4 comments:

Mark Hubbard said...

Am I wrong to place a 'difference in gravity' between plagiarising another author's fictional work (very very bad, deserving of loss of reputation) and an academic work (bad, but can be rectified by sufficient footnoting, and not worth losing a reputation over)? I assume the plagiarising in this instance was to ensure historical accuracy of the literary text.

Seems to be a lot of politicking involved, from Paul Holmes point of view specifically against earlier politicking by Ihimaera himself, and it is on that level I think there has been an injustice via a double institutional standard, as pointed out well in the below blog post by Cactus Kate, citing sacked Auckland University lecturer Paul Buchanan:

http://asianinvasion2006.blogspot.com/2009/11/buchanan-on-ihimaera-case.html#links

Bookseller said...

Sturat McCutcheon from Auckland University says in your post;
"The book has been withdrawn from sale at considerable financial cost to Professor Ihimaera."

This is totally incorrect.
Witi Ihimaera has made no attempt to purchase the book back from my shop.
We have 20 copies currently in stock.
Penguin have made no contact with us instructucting us to withdraw the book from sale.
I have read news reports in which Geoff Walker has said we can return the book to Penguin but we can do this with any Sale or Return title as long as we pay the freight costs.
What is being said appears to me like so much smoke and mirrors.
If The Trowenna Sea is being withdrawn from sale Penguin Books should be contacting all booksellers and instructing them to return it to them and that they will be paying the freight costs.
This is standard practice if a book is withdrawn from sale and in my 15 years in the retail booktrade it has happened a number of times mainly for legal reasons.
Perhaps it is time for Penguin Books and Witi Ihimaera to state for the record what is really happening with copies of the Trowenna Sea that are on sale in bookshops throughout New Zealand.

r. said...

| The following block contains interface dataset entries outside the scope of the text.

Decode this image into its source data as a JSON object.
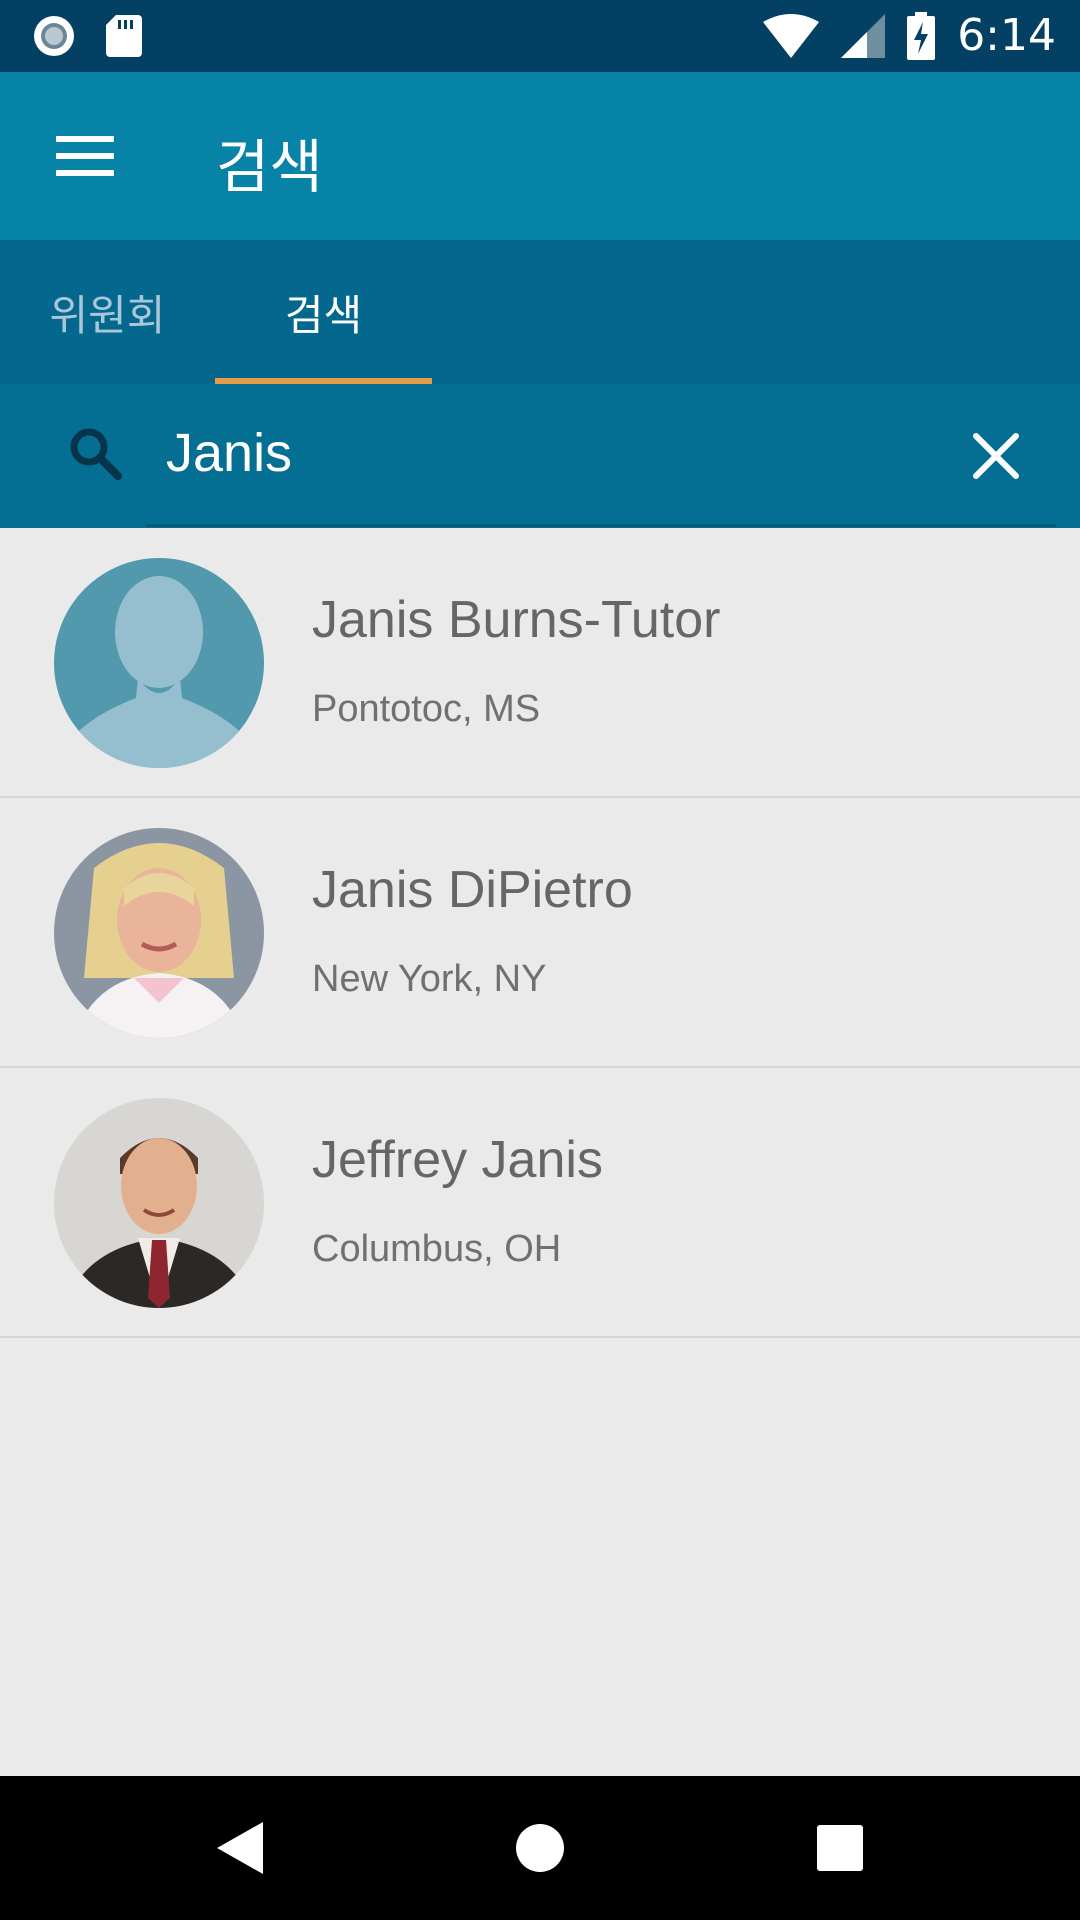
{
  "status_bar": {
    "time": "6:14"
  },
  "app_bar": {
    "title": "검색"
  },
  "tabs": [
    {
      "label": "위원회"
    },
    {
      "label": "검색"
    }
  ],
  "search": {
    "value": "Janis"
  },
  "results": [
    {
      "name": "Janis Burns-Tutor",
      "location": "Pontotoc, MS"
    },
    {
      "name": "Janis DiPietro",
      "location": "New York, NY"
    },
    {
      "name": "Jeffrey Janis",
      "location": "Columbus, OH"
    }
  ],
  "colors": {
    "status_bar": "#044063",
    "app_bar": "#0683a6",
    "tab_bar": "#04688e",
    "search_bar": "#046f93",
    "tab_indicator": "#e39b49",
    "list_background": "#eaeaea"
  },
  "icons": {
    "status_left": [
      "record-icon",
      "sd-card-icon"
    ],
    "status_right": [
      "wifi-icon",
      "cell-signal-icon",
      "battery-charging-icon"
    ],
    "nav": [
      "back-icon",
      "home-icon",
      "recents-icon"
    ]
  }
}
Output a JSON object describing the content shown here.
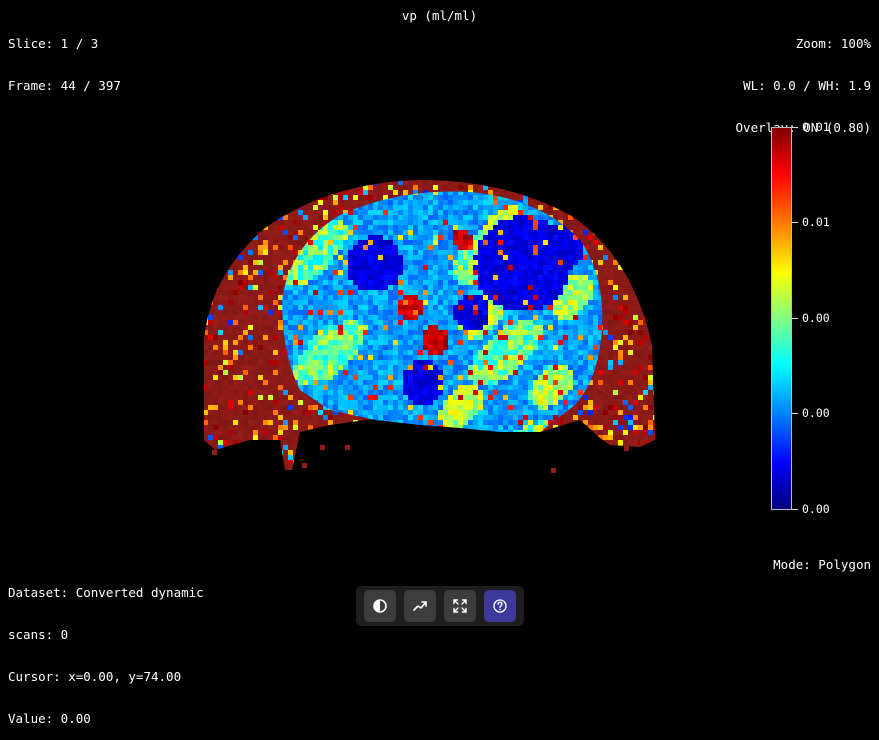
{
  "header": {
    "slice": "Slice: 1 / 3",
    "frame": "Frame: 44 / 397",
    "map_title": "vp (ml/ml)",
    "zoom": "Zoom: 100%",
    "window": "WL: 0.0 / WH: 1.9",
    "overlay": "Overlay: ON (0.80)"
  },
  "colorbar": {
    "colormap": "jet",
    "labels": [
      "0.01",
      "0.01",
      "0.00",
      "0.00",
      "0.00"
    ]
  },
  "footer": {
    "dataset_line1": "Dataset: Converted dynamic",
    "dataset_line2": "scans: 0",
    "cursor": "Cursor: x=0.00, y=74.00",
    "value": "Value: 0.00",
    "mode": "Mode: Polygon"
  },
  "toolbar": {
    "buttons": [
      {
        "icon": "contrast-icon",
        "active": false
      },
      {
        "icon": "trend-chart-icon",
        "active": false
      },
      {
        "icon": "fullscreen-icon",
        "active": false
      },
      {
        "icon": "help-icon",
        "active": true
      }
    ]
  },
  "colors": {
    "background": "#000000",
    "text": "#ffffff",
    "toolbar_bg": "#1e1e1e",
    "button_bg": "#3d3d3d",
    "button_active": "#3d3899"
  }
}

The V-C is missing the point. The issue with the university's role is not that Ihimaera was "let off" when others might be punished more harshly for the same offense. Rather the issue is that initial investigation was cursory, and did not ask whether the set of correspondences found by the Listener amounted to the full extent of the copying in the book.

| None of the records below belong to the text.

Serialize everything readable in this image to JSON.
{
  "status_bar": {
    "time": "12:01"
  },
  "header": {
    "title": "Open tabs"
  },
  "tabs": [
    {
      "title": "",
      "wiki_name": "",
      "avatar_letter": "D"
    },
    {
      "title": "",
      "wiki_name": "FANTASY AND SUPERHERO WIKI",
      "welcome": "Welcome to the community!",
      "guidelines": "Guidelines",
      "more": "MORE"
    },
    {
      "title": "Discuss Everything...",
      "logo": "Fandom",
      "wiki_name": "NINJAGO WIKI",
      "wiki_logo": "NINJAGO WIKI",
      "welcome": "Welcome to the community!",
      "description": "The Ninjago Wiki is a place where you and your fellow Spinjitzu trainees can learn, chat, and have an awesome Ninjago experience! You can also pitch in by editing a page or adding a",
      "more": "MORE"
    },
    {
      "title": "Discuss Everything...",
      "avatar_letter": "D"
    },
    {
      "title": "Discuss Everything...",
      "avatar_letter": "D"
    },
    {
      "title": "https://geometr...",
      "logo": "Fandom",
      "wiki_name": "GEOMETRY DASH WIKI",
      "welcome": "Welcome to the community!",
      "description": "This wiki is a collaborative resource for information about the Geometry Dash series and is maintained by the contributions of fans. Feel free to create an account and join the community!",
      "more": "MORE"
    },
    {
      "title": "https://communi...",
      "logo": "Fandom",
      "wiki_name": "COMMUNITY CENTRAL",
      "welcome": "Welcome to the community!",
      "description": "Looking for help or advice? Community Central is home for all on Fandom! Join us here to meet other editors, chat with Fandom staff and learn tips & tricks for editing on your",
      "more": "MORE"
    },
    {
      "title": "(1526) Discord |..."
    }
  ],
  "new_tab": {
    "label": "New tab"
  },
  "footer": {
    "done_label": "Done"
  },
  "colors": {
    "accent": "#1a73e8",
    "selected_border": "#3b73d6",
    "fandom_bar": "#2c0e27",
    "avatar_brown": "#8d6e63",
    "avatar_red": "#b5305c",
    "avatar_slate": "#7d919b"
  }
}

A moment's reflection would suggest that if a book has been found to contain 16 instances of plagiarism, it is not unreasonable to suspect that it contains more -- and that this question could only be settled by a careful reading of the book (and perhaps an examination of the draft manuscript(s) and notes).

Subsequent events have made it clear that additional examples do exist, and that no-one (probably not even Ihimaera himself) can accurately describe the full extent of the copying.

By effectively exonerating Ihimaera so quickly, and by failing to conduct a diligent investigation, Auckland laid itself open to precisely the sort of criticism it is now receiving -- and, in an ideal world, the university would revisit the question of both the extent of the plagiarism, and the credibility of the initial investigation.

Jennifer Eddington said...

"Plagiarism constitutes academic dishonesty and is both prosecuted and punished at every credible institution in the world. At Colorado State University, failure to do your own work in COCC150, or any other course for that matter—or to plagiarize in any way—is a failure to meet course requirements and is a violation of long established CSU policy regarding Academic Integrity."
Colorado State University Writing Guide for Students.

Mr Ihimaera is a Professor of English and a Fellow of Maori Literature at Auckland University
as well as a novelist. I would have hoped that Auckland University had similar views on student behaviour towards Academic integrity as does Colorado State. How can they possibly condone such behaviour - deliberate or not- from a highly respected member of their teaching staff?


The excuse from his publisher that "Ihimaera is at the forefront of New Zealand fiction writing" and "... brought I think te ao Maori to a Pakeha readership to a considerable degree" only magnifies the situation.

Plagiarism is theft - appropriation of another persons written work deliberately or not.. A very damning and sad statement to be made about an author who "is at the forefront of New Zealand fiction writing"